We need to move on. I am optimistic that this council is not going to follow the behaviour of previous councils by taking fright and backing off from making tough decisions halfway through the term, because as well as representing the opinions of people in our wards, we are all signed up to the medium term financial plan and have to look at the bigger picture. The choices get tougher as the options narrow.
Meanwhile, the Shetland Learning Partnership project is getting under way. This exciting development will involve closer collaboration with the colleges and with employers. The plans are already well developed and by next year it should be possible to start offering the opportunity for pupils in their senior phase to take an HNC as well as their other qualifications.
If we stick to S1-S4 in the junior highs we would be unable to offer this to all pupils. It is planned to align timetabling across both high schools and the further education sector, and align the curriculum model at all secondary schools (S1-S3) so pupils will have similar opportunities regardless of where they receive their broad general education. If we can’t pursue this we are doing our young people a disservice and will be in danger of creating a two-tier system.
This whole argument is about quality of education. I will list below the things which will be cut if we don’t reconfigure the school estate, but the most important thing to remember is that we will have to continue cutting back on resources in all our schools, primary and secondary, if we don’t reconfigure the secondary school estate.
So far the primaries have taken a big hit: their resources and staffing have been squeezed until the pips squeak. Ask any teacher. If this carries on, at some point quality is going to suffer.
These are areas where savings have already been made:
* reduced expenditure on in-service training;
* reduced number of central staff;
* reduced money available for supply;
* reduced money for CPD [continuing professional development];
* end of knitting instruction;
* charges for instrumental instruction;
* increased charges for school meals;
* reduced operating costs in schools, particularly resources for learning materials and equipment;
* move to national staffing levels in primaries;
* reduced teaching staff in secondary;
* reduced catering and cleaning staff;
* reduced teacher input in nursery;
* more efficient use of resources for ASN;
* reduced opportunities for music instruction;
* reduced honorariums for parent council clerks;
* reduced school building maintenance;
* reduced youth services.
And these are the cuts that will have to be made in order to keep the secondary school estate as it is “and” meet the medium term financial plan:
For savings of £500,000 –
* further reductions in catering and cleaning;
* further savings from ASN;
* a review of janitors’ duties;
* the end of out-of-school clubs.
For savings of £1 million –

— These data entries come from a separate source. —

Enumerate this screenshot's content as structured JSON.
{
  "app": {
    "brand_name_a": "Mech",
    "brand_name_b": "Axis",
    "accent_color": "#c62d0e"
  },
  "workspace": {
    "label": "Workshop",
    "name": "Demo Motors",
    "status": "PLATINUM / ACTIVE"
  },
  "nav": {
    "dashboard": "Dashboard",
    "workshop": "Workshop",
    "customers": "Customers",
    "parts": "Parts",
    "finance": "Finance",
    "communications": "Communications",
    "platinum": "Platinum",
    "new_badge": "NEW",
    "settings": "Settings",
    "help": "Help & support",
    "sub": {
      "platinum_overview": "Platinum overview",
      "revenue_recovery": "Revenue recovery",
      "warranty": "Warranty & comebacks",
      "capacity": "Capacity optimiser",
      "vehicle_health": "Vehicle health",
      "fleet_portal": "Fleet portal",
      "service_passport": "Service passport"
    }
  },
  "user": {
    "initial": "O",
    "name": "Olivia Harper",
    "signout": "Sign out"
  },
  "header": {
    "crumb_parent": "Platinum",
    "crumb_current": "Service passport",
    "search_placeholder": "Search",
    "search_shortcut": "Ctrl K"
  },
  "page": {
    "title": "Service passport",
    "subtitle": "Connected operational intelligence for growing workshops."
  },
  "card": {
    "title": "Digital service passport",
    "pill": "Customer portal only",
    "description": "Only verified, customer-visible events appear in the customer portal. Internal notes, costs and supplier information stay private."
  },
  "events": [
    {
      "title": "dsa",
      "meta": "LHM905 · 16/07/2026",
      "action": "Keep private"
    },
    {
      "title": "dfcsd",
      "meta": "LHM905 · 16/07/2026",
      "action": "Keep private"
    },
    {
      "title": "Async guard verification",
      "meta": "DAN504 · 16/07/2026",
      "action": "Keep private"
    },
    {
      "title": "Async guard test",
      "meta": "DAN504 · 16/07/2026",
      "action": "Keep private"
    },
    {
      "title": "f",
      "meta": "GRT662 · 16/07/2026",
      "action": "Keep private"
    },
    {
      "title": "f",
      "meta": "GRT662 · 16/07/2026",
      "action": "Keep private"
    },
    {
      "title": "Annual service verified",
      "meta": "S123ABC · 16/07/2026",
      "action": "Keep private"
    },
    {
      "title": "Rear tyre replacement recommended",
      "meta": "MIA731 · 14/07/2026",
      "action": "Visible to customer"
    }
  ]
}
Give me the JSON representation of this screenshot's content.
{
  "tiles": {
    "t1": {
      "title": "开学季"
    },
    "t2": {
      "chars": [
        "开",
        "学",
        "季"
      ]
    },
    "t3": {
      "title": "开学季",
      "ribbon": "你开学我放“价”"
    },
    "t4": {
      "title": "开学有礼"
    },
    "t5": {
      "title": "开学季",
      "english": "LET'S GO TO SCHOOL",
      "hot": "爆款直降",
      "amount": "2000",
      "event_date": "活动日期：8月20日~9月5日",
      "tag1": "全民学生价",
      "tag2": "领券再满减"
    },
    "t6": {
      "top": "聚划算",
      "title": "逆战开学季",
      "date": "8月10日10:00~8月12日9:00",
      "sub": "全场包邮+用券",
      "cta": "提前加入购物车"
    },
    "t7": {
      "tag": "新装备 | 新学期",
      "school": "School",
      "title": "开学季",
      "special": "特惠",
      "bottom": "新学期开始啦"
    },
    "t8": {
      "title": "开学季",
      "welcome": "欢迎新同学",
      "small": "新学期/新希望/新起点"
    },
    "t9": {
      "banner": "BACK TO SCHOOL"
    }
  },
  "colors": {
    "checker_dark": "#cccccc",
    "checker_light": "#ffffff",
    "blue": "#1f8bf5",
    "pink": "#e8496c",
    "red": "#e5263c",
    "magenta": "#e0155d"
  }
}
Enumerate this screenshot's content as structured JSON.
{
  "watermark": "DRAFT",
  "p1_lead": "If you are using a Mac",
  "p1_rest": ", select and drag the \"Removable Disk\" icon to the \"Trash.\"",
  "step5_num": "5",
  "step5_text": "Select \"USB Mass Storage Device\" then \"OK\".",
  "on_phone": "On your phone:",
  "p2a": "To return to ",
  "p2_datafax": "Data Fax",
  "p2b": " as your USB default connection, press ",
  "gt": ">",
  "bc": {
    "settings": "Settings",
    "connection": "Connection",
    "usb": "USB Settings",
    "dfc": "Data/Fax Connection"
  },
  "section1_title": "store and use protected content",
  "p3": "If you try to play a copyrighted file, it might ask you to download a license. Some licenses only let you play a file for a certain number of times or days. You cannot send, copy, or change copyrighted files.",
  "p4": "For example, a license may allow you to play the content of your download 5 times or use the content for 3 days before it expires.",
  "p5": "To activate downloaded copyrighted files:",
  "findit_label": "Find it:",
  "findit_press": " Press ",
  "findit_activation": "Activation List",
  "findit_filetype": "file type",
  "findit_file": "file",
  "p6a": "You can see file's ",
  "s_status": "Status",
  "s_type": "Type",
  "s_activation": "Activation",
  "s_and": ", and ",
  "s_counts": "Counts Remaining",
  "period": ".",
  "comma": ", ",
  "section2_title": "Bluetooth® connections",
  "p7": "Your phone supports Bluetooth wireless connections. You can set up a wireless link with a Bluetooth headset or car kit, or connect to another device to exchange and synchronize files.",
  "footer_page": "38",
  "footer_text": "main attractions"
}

* further reduction in principal teachers, secondary staff, central staff,
* depute head teachers teaching half the week,
* composite class for Baltasound.
For savings of £1.5 million –
* further primary school closures in addition to those in the blueprint.
For savings of £2 million –
* end swimming instruction; end instrumental music instruction.
For savings of £2.5 million –
* remove all school operating budgets, e.g. no learning materials;
* reduce the subject choices for secondary education.
So the key points are these:
1.The Curriculum for Excellence cannot work in the current configuration of junior high schools.
2.The council cannot afford to sustain the current model of education.
3.By keeping all the schools open we could create a second rate education service.
4.Transitions during secondary should not happen, but if they have to they should take place before the senior phase begins.
5.We will serve no-one well by focusing on keeping schools open instead of concentrating on education.
6.Whalsay and Mid Yell should definitely stay open from S1-S3 for geographical reasons.